=== What the task asks ===
Copy each line below exactly and leave the pictures out.

=== Web page and app entries ===
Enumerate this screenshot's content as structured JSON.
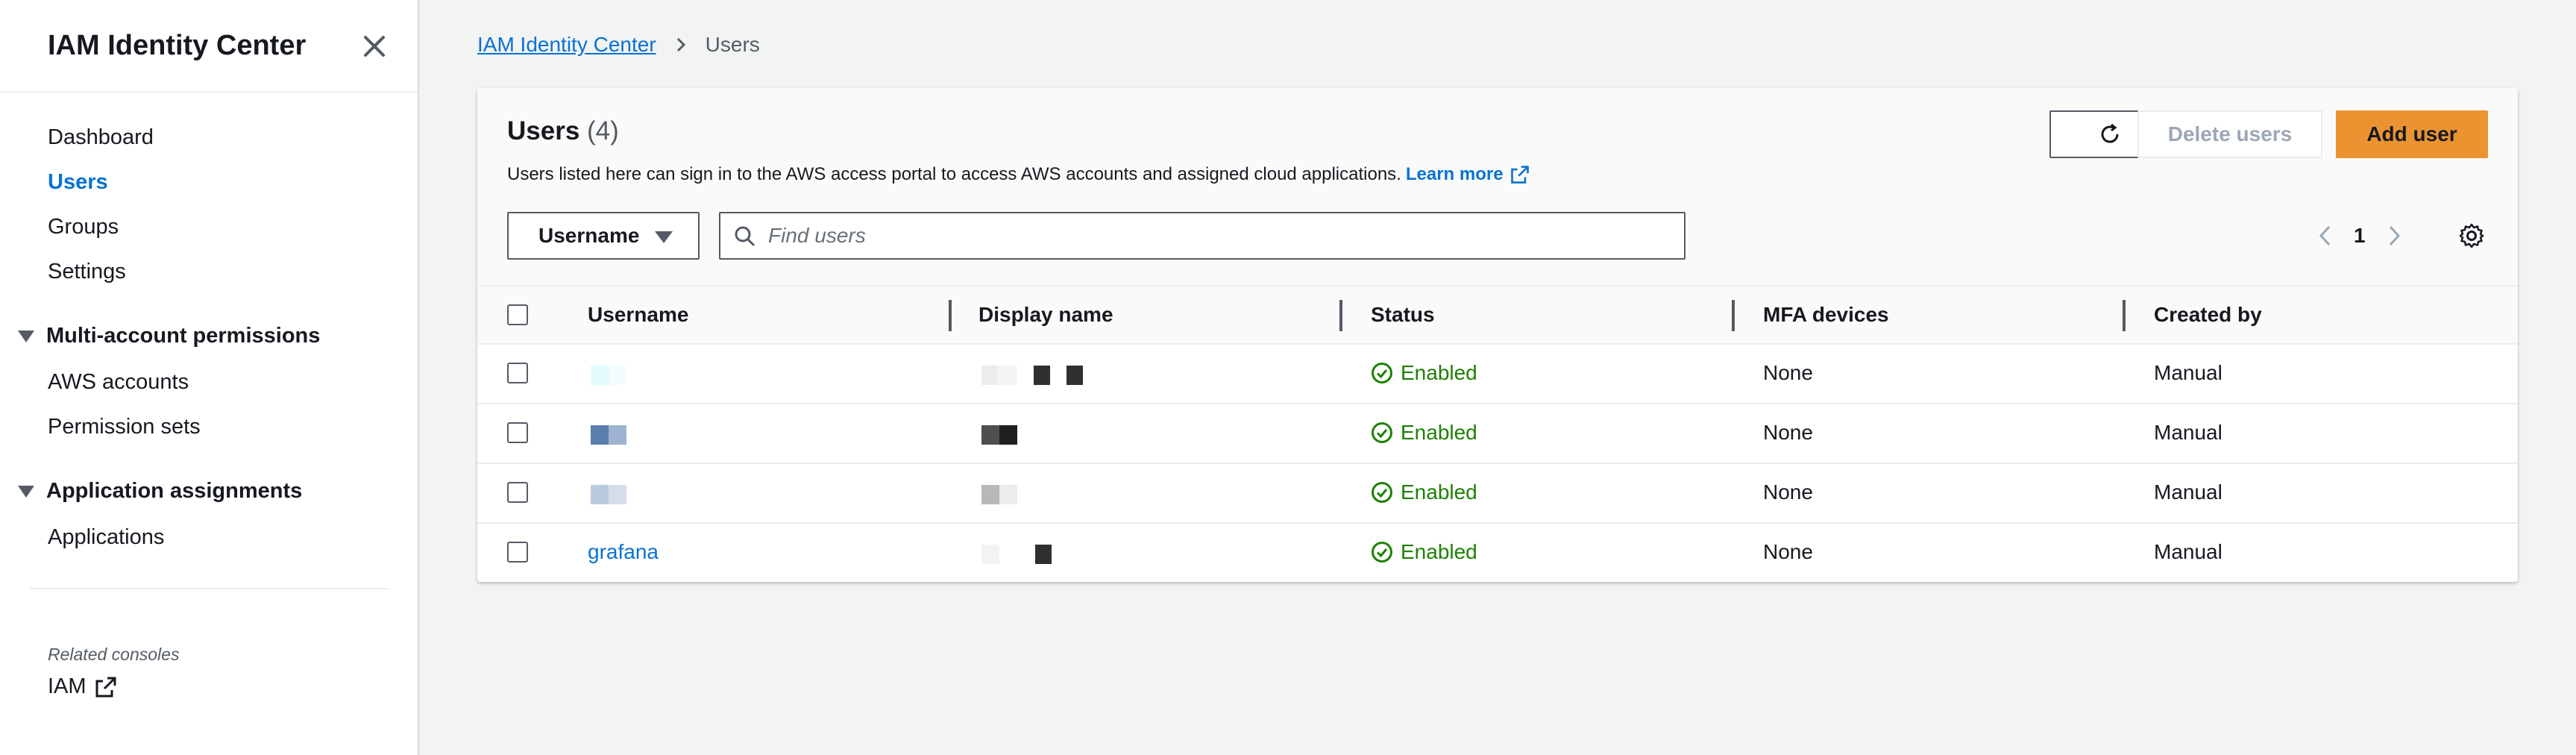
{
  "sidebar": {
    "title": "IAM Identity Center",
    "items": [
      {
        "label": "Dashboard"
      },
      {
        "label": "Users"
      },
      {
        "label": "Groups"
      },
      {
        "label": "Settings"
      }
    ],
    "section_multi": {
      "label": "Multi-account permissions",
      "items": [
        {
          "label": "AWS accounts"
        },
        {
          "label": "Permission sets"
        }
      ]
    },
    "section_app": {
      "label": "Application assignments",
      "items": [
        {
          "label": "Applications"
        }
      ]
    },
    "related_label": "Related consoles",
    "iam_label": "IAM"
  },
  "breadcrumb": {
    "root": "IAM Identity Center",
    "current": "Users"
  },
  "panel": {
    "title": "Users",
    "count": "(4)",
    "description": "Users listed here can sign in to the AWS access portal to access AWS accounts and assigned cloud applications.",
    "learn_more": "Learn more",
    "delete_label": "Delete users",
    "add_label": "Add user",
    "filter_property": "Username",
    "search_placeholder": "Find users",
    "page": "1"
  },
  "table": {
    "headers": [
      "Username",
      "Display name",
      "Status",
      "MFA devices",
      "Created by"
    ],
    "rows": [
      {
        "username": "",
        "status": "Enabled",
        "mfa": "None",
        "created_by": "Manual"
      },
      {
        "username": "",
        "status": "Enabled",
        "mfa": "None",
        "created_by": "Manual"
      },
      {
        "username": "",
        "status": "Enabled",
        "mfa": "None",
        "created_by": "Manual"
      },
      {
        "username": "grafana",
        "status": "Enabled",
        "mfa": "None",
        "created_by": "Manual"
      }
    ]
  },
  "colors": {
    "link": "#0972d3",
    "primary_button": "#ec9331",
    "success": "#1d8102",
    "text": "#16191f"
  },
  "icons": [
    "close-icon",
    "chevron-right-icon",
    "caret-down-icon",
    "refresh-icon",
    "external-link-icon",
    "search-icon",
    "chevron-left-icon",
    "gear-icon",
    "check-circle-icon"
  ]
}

=== Reply to the task ===
Enumerate this screenshot's content as structured JSON.
{
  "sidebar": {
    "title": "IAM Identity Center",
    "items": [
      {
        "label": "Dashboard"
      },
      {
        "label": "Users"
      },
      {
        "label": "Groups"
      },
      {
        "label": "Settings"
      }
    ],
    "section_multi": {
      "label": "Multi-account permissions",
      "items": [
        {
          "label": "AWS accounts"
        },
        {
          "label": "Permission sets"
        }
      ]
    },
    "section_app": {
      "label": "Application assignments",
      "items": [
        {
          "label": "Applications"
        }
      ]
    },
    "related_label": "Related consoles",
    "iam_label": "IAM"
  },
  "breadcrumb": {
    "root": "IAM Identity Center",
    "current": "Users"
  },
  "panel": {
    "title": "Users",
    "count": "(4)",
    "description": "Users listed here can sign in to the AWS access portal to access AWS accounts and assigned cloud applications.",
    "learn_more": "Learn more",
    "delete_label": "Delete users",
    "add_label": "Add user",
    "filter_property": "Username",
    "search_placeholder": "Find users",
    "page": "1"
  },
  "table": {
    "headers": [
      "Username",
      "Display name",
      "Status",
      "MFA devices",
      "Created by"
    ],
    "rows": [
      {
        "username": "",
        "status": "Enabled",
        "mfa": "None",
        "created_by": "Manual"
      },
      {
        "username": "",
        "status": "Enabled",
        "mfa": "None",
        "created_by": "Manual"
      },
      {
        "username": "",
        "status": "Enabled",
        "mfa": "None",
        "created_by": "Manual"
      },
      {
        "username": "grafana",
        "status": "Enabled",
        "mfa": "None",
        "created_by": "Manual"
      }
    ]
  },
  "colors": {
    "link": "#0972d3",
    "primary_button": "#ec9331",
    "success": "#1d8102",
    "text": "#16191f"
  },
  "icons": [
    "close-icon",
    "chevron-right-icon",
    "caret-down-icon",
    "refresh-icon",
    "external-link-icon",
    "search-icon",
    "chevron-left-icon",
    "gear-icon",
    "check-circle-icon"
  ]
}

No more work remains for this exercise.